What you are asked to do — Look for the word "NOUS" in the entries below, then copy every line that has it.

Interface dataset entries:
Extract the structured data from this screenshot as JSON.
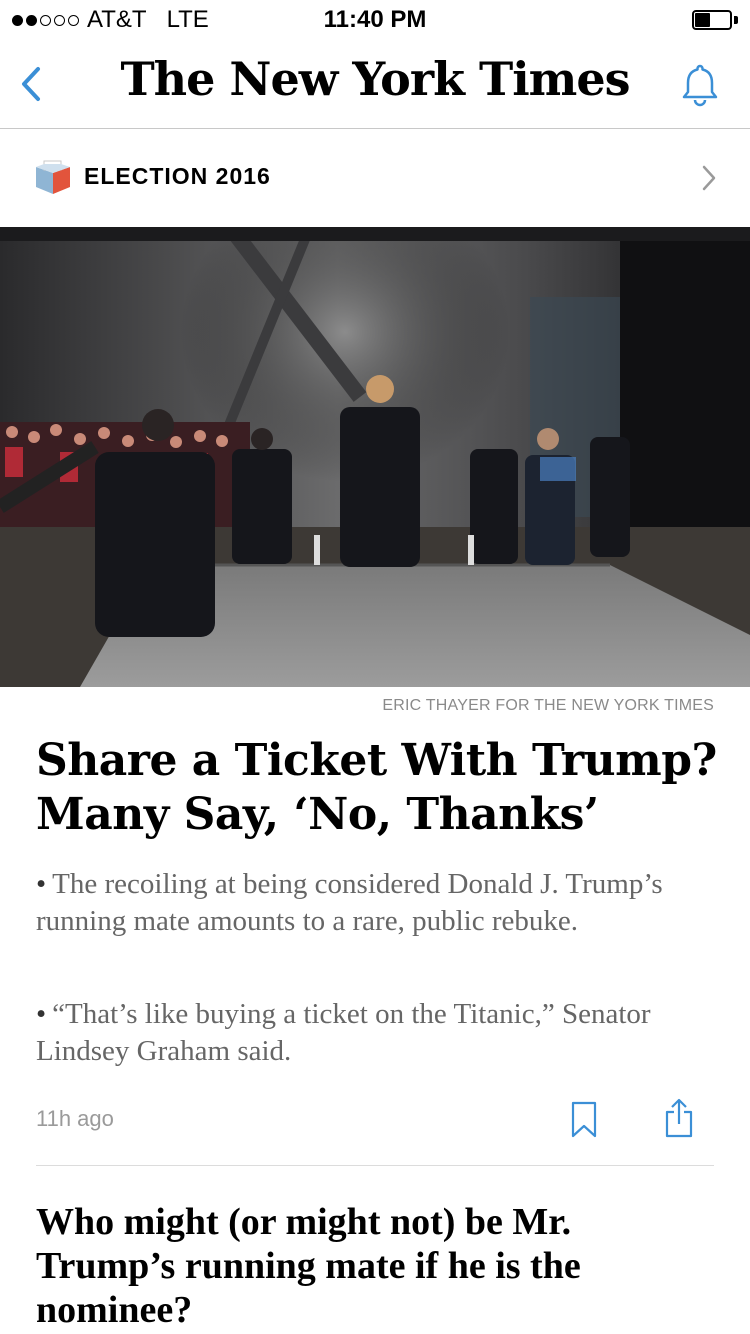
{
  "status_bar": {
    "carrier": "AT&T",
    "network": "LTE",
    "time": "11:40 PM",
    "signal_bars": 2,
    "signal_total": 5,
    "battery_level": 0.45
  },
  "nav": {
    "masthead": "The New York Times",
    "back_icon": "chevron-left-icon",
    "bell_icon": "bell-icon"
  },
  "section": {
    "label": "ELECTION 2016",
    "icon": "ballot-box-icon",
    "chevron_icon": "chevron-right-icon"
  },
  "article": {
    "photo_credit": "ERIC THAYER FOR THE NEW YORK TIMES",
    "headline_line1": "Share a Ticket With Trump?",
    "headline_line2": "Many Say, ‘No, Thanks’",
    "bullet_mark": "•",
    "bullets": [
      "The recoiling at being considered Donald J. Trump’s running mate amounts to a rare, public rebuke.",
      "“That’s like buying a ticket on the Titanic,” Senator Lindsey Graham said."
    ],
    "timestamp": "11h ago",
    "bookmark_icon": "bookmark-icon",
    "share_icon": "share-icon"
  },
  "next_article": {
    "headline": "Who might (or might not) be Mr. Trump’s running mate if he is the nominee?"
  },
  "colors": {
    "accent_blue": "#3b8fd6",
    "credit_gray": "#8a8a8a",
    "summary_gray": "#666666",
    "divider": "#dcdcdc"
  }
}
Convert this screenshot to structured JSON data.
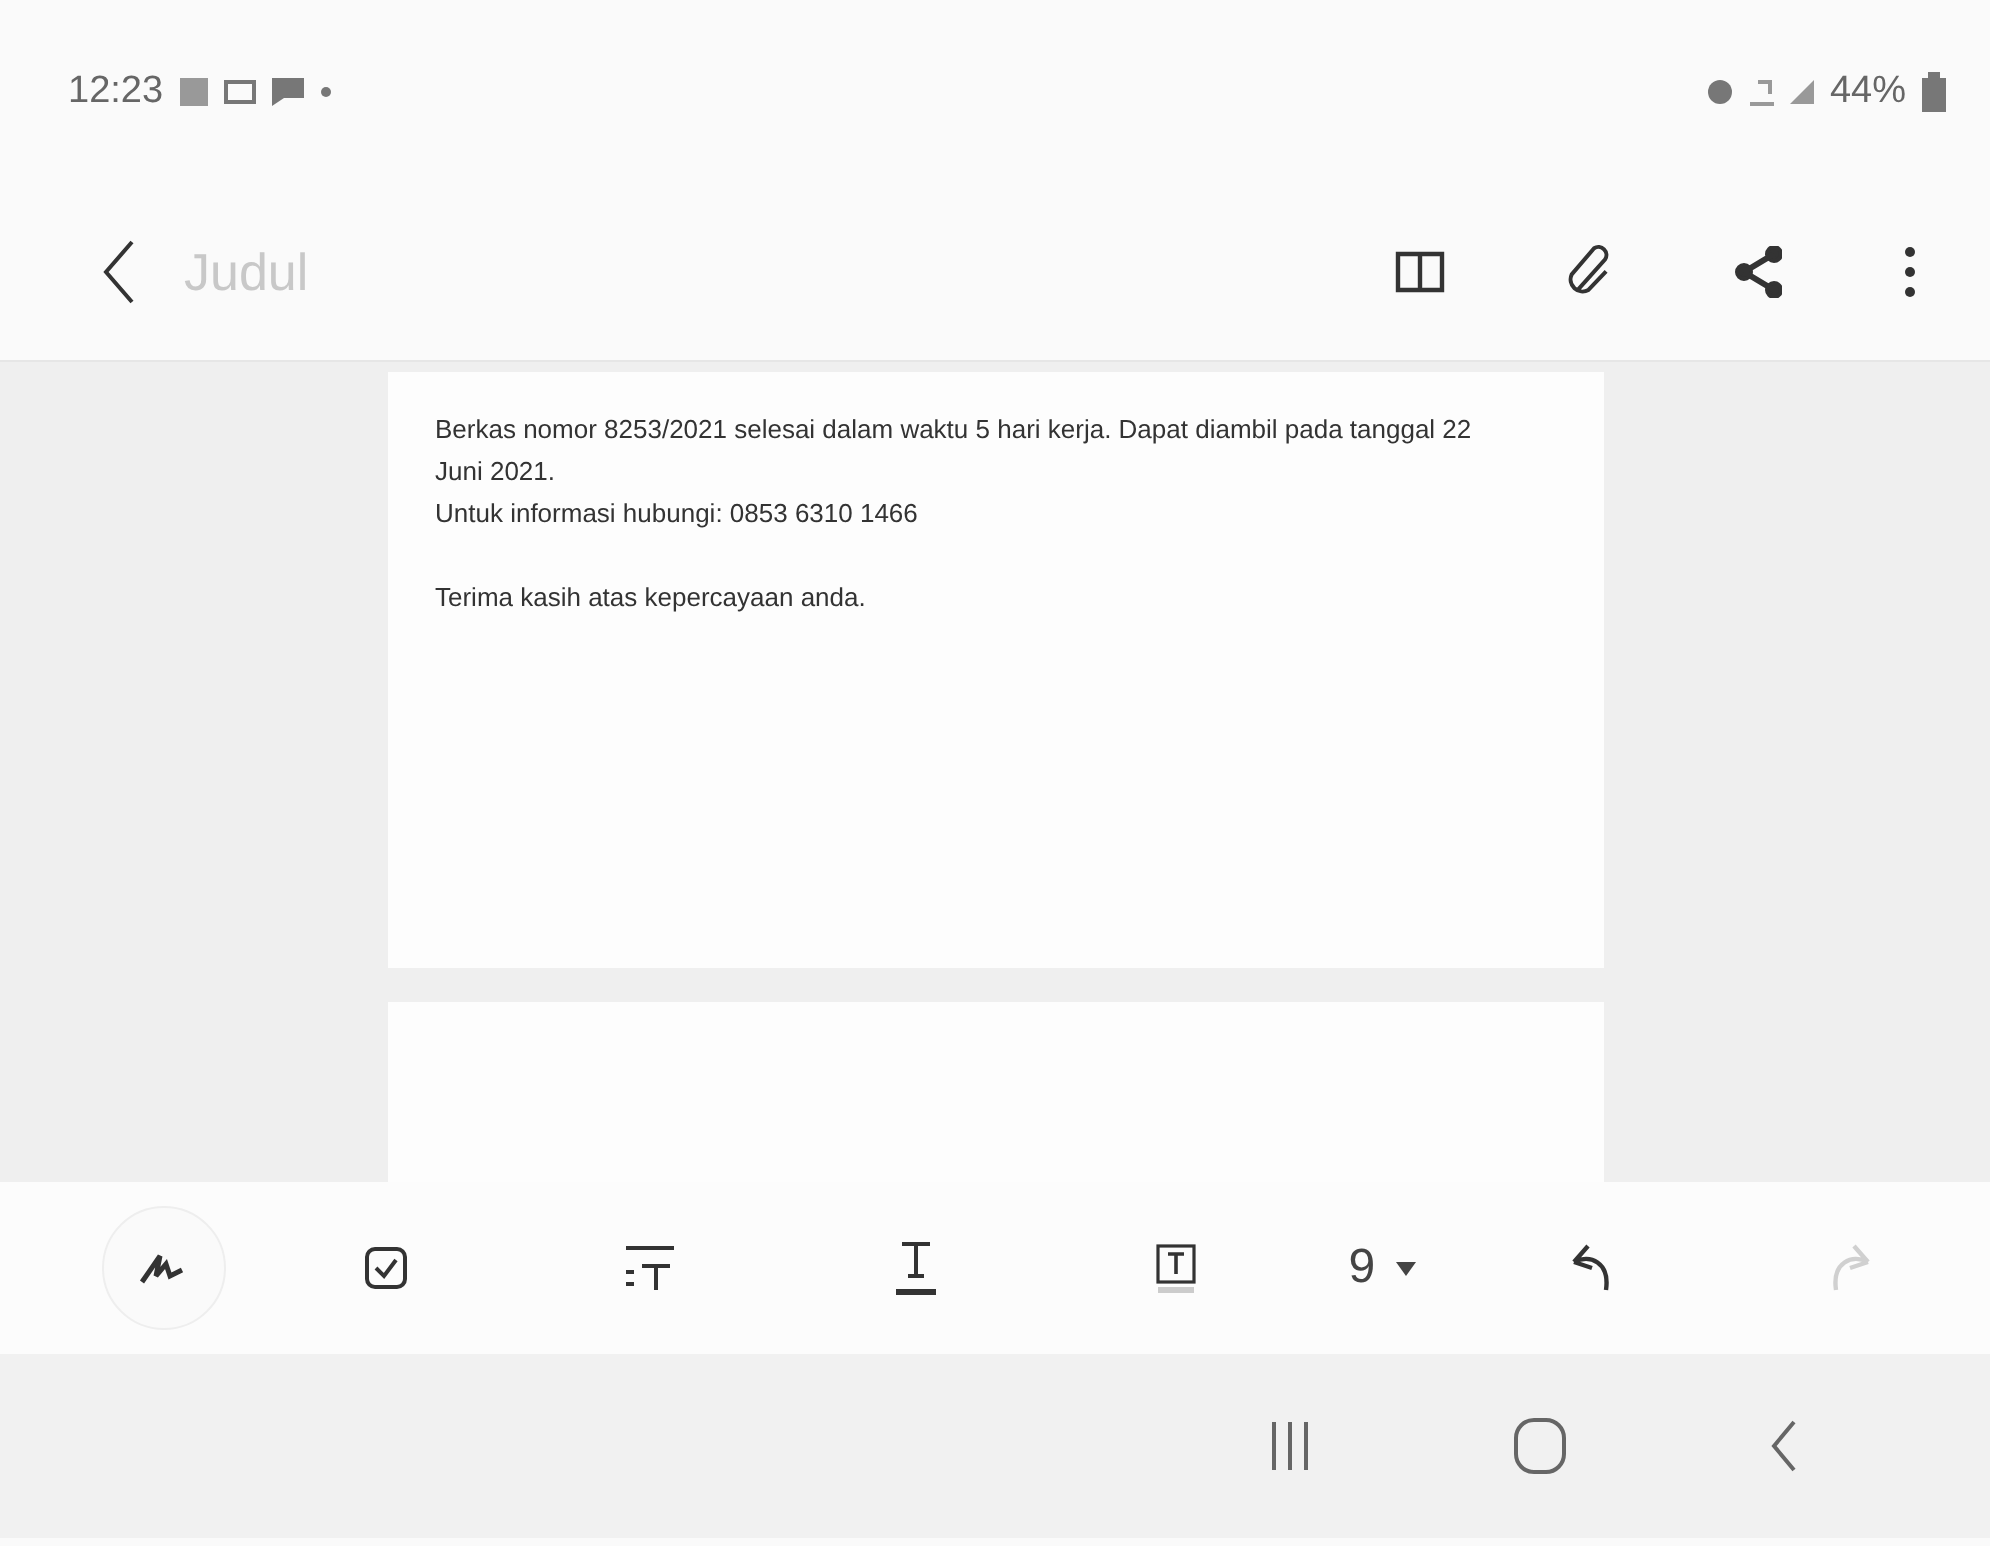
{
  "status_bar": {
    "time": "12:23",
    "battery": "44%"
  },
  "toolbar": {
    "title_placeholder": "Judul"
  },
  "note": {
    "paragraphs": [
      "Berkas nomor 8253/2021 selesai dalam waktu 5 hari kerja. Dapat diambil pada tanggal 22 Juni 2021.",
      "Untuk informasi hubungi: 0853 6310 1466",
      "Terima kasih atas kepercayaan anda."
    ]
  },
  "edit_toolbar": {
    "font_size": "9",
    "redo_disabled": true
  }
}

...

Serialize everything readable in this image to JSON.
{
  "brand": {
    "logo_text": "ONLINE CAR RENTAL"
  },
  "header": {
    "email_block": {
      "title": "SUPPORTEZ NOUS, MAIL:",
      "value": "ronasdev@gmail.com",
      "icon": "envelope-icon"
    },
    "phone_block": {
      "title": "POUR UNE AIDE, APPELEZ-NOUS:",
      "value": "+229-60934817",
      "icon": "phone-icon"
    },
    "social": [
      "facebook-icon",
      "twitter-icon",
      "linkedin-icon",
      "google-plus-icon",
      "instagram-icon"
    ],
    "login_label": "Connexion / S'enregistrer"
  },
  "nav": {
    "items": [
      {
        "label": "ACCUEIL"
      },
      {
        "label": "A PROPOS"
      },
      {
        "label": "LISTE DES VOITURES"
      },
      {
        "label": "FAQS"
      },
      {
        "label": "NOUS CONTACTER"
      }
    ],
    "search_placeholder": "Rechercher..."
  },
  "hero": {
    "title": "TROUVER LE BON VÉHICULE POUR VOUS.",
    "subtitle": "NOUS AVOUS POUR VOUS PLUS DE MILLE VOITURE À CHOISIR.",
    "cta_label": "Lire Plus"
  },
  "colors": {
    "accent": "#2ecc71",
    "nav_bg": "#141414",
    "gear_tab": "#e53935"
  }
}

Reply —
      "title": "SUPPORTEZ NOUS, MAIL:",
      "title": "POUR UNE AIDE, APPELEZ-NOUS:",
        "label": "NOUS CONTACTER"
    "subtitle": "NOUS AVOUS POUR VOUS PLUS DE MILLE VOITURE À CHOISIR.",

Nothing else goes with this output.